  • 12 unknowns

  • 7 equations

  • Set 5, determine 7

    • Specify K (Kx, Ky, Kz) and direction of K’ (K’x, K’y)

  • Bisection algorithm developed to find all sets of 3-phonon interactions

One energy conservation equation

Three components of momentum conservation equation

Three dispersion relations for the three wave vectors

Wang, T. and Murthy, J.Y.; Solution of Phonon Boltzmann Transport Equation Employing Rigorous Implementation of Phonon Conservation Rules; ASME IMECE Chicago IL, November 10-15, 2006.

ME 595M J.Murthy


Thermal conductivity of bulk silicon
Thermal Conductivity of Bulk Silicon Rates

  • 2-10K, boundary scattering dominant;

  • 20-100K, impurity scattering important, as well as N and U processes;

  • Above 300K, U processes dominant.

Experimental data from Holland (1963)

ME 595M J.Murthy


Thermal conductivity of undoped silicon films
Thermal Conductivity of Undoped Silicon Films Rates

Specularity Parameter p=0.4

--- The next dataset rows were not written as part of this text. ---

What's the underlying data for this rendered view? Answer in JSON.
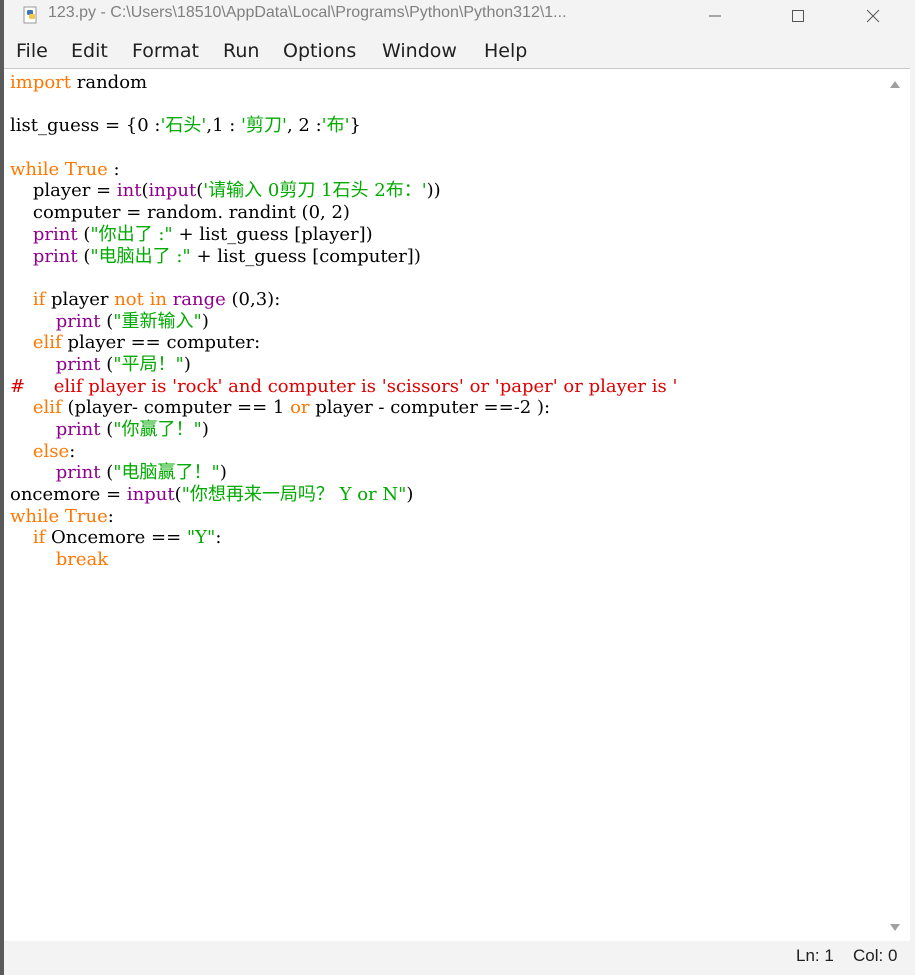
{
  "window": {
    "title": "123.py - C:\\Users\\18510\\AppData\\Local\\Programs\\Python\\Python312\\1...",
    "app_icon": "python-file-icon",
    "controls": [
      "minimize-icon",
      "maximize-icon",
      "close-icon"
    ]
  },
  "menu": {
    "file": "File",
    "edit": "Edit",
    "format": "Format",
    "run": "Run",
    "options": "Options",
    "window": "Window",
    "help": "Help"
  },
  "editor": {
    "lines": [
      [
        {
          "t": "import",
          "c": "kw"
        },
        {
          "t": " random"
        }
      ],
      [],
      [
        {
          "t": "list_guess = {0 :"
        },
        {
          "t": "'石头'",
          "c": "st"
        },
        {
          "t": ",1 : "
        },
        {
          "t": "'剪刀'",
          "c": "st"
        },
        {
          "t": ", 2 :"
        },
        {
          "t": "'布'",
          "c": "st"
        },
        {
          "t": "}"
        }
      ],
      [],
      [
        {
          "t": "while",
          "c": "kw"
        },
        {
          "t": " "
        },
        {
          "t": "True",
          "c": "kw"
        },
        {
          "t": " :"
        }
      ],
      [
        {
          "t": "    player = "
        },
        {
          "t": "int",
          "c": "bi"
        },
        {
          "t": "("
        },
        {
          "t": "input",
          "c": "bi"
        },
        {
          "t": "("
        },
        {
          "t": "'请输入 0剪刀 1石头 2布：'",
          "c": "st"
        },
        {
          "t": "))"
        }
      ],
      [
        {
          "t": "    computer = random. randint (0, 2)"
        }
      ],
      [
        {
          "t": "    "
        },
        {
          "t": "print",
          "c": "bi"
        },
        {
          "t": " ("
        },
        {
          "t": "\"你出了 :\"",
          "c": "st"
        },
        {
          "t": " + list_guess [player])"
        }
      ],
      [
        {
          "t": "    "
        },
        {
          "t": "print",
          "c": "bi"
        },
        {
          "t": " ("
        },
        {
          "t": "\"电脑出了 :\"",
          "c": "st"
        },
        {
          "t": " + list_guess [computer])"
        }
      ],
      [],
      [
        {
          "t": "    "
        },
        {
          "t": "if",
          "c": "kw"
        },
        {
          "t": " player "
        },
        {
          "t": "not",
          "c": "kw"
        },
        {
          "t": " "
        },
        {
          "t": "in",
          "c": "kw"
        },
        {
          "t": " "
        },
        {
          "t": "range",
          "c": "bi"
        },
        {
          "t": " (0,3):"
        }
      ],
      [
        {
          "t": "        "
        },
        {
          "t": "print",
          "c": "bi"
        },
        {
          "t": " ("
        },
        {
          "t": "\"重新输入\"",
          "c": "st"
        },
        {
          "t": ")"
        }
      ],
      [
        {
          "t": "    "
        },
        {
          "t": "elif",
          "c": "kw"
        },
        {
          "t": " player == computer:"
        }
      ],
      [
        {
          "t": "        "
        },
        {
          "t": "print",
          "c": "bi"
        },
        {
          "t": " ("
        },
        {
          "t": "\"平局！\"",
          "c": "st"
        },
        {
          "t": ")"
        }
      ],
      [
        {
          "t": "#     elif player is 'rock' and computer is 'scissors' or 'paper' or player is '",
          "c": "cm"
        }
      ],
      [
        {
          "t": "    "
        },
        {
          "t": "elif",
          "c": "kw"
        },
        {
          "t": " (player- computer == 1 "
        },
        {
          "t": "or",
          "c": "kw"
        },
        {
          "t": " player - computer ==-2 ):"
        }
      ],
      [
        {
          "t": "        "
        },
        {
          "t": "print",
          "c": "bi"
        },
        {
          "t": " ("
        },
        {
          "t": "\"你赢了！\"",
          "c": "st"
        },
        {
          "t": ")"
        }
      ],
      [
        {
          "t": "    "
        },
        {
          "t": "else",
          "c": "kw"
        },
        {
          "t": ":"
        }
      ],
      [
        {
          "t": "        "
        },
        {
          "t": "print",
          "c": "bi"
        },
        {
          "t": " ("
        },
        {
          "t": "\"电脑赢了！\"",
          "c": "st"
        },
        {
          "t": ")"
        }
      ],
      [
        {
          "t": "oncemore = "
        },
        {
          "t": "input",
          "c": "bi"
        },
        {
          "t": "("
        },
        {
          "t": "\"你想再来一局吗？ Y or N\"",
          "c": "st"
        },
        {
          "t": ")"
        }
      ],
      [
        {
          "t": "while",
          "c": "kw"
        },
        {
          "t": " "
        },
        {
          "t": "True",
          "c": "kw"
        },
        {
          "t": ":"
        }
      ],
      [
        {
          "t": "    "
        },
        {
          "t": "if",
          "c": "kw"
        },
        {
          "t": " Oncemore == "
        },
        {
          "t": "\"Y\"",
          "c": "st"
        },
        {
          "t": ":"
        }
      ],
      [
        {
          "t": "        "
        },
        {
          "t": "break",
          "c": "kw"
        }
      ]
    ]
  },
  "status": {
    "ln": "Ln: 1",
    "col": "Col: 0"
  },
  "colors": {
    "keyword": "#ff7700",
    "builtin": "#900090",
    "string": "#00aa00",
    "comment": "#dd0000"
  }
}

Experimental data from Ju and Goodson (1999), and Asheghi et al. (1998, 2002)

ME 595M J.Murthy


Conclusions
Conclusions Rates

  • In this lecture, we considered three extensions to the gray BTE which account for more granularity in the representation of phonons

  • More granularity means more scattering rates to be determined – need to invoke scattering theory

  • Models like the semi-gray and full-dispersion models still employ temperature-like concepts which are not satisfactory.

  • Newer models such as the full scattering model do not employ relaxation time approximations, and temperature-like concepts

ME 595M J.Murthy